Sixth and Up

Create positivity ambassadors by training learners to combat negative thoughts with positive affirmations (list from 7 Mindsets). Display your favorite three to five affirmations as a class, make personal affirmation journals or posters featuring individual favorites of three to five, and model using the affirmations when negative thinking emerges. Encourage students to remind you to use them also. Our five favorite affirmations:
  • "I matter, and what I have to offer this world also matters."
  • "I learn from my challenges and always find ways to overcome them."
  • "I fill my day with hope and face it with joy."
  • "I am who I want to be starting right now."
  • "I see the beauty in others."

Discuss "Would You Rather..." Questions

  • Be grouchy or sad?
  • Be left alone when you're grouchy or have people try to make you feel better?
  • Play a role as Oscar or Eeyore?
If you would like three "Would You Rather...?" questions for every October day, download this Wolfe Stew PowerPoint or get it (for free!) at our TPT store.

Take on the Family Challenge

Make a list of what each family member needs when he or she is grouchy. Then, commit to abiding by it. Ask others to respect your needs when you are grouchy.

We'd Love to Know:

What helps you overcome your grouchiness?

We’re excited to share one more day with you and wish you JOY for Today and HOPE for Tomorrow. 

Your Partners in JOY Finding,
Red stew bowl with steam rising from top. Wolfe Stew crawled on front.

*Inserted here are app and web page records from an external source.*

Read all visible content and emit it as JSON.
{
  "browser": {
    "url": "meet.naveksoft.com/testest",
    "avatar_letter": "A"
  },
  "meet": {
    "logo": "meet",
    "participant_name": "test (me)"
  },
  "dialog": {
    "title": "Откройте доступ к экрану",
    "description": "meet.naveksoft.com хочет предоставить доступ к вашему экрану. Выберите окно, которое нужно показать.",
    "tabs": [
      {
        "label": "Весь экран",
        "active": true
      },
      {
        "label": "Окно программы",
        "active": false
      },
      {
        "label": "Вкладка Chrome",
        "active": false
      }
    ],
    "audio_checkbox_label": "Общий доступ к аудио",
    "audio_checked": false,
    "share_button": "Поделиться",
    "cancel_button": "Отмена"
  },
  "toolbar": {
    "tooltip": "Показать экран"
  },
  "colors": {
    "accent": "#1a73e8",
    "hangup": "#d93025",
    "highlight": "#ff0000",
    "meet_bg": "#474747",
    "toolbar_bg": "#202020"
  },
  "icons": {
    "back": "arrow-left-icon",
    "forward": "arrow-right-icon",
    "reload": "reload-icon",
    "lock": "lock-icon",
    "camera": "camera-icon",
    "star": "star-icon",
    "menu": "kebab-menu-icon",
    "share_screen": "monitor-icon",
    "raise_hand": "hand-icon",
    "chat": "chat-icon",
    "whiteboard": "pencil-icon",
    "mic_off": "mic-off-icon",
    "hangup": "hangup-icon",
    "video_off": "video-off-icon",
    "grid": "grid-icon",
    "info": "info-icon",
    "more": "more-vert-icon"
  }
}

Sample these related posts:

Find even more JOY for Today in our monthly calendars, holiday, and seasonal posts.


Popular posts from this blog

World Turtle Day | JOY for Today

Proverbs 31: Week 14 | The Wolfe Notes

October 2023 | Calendars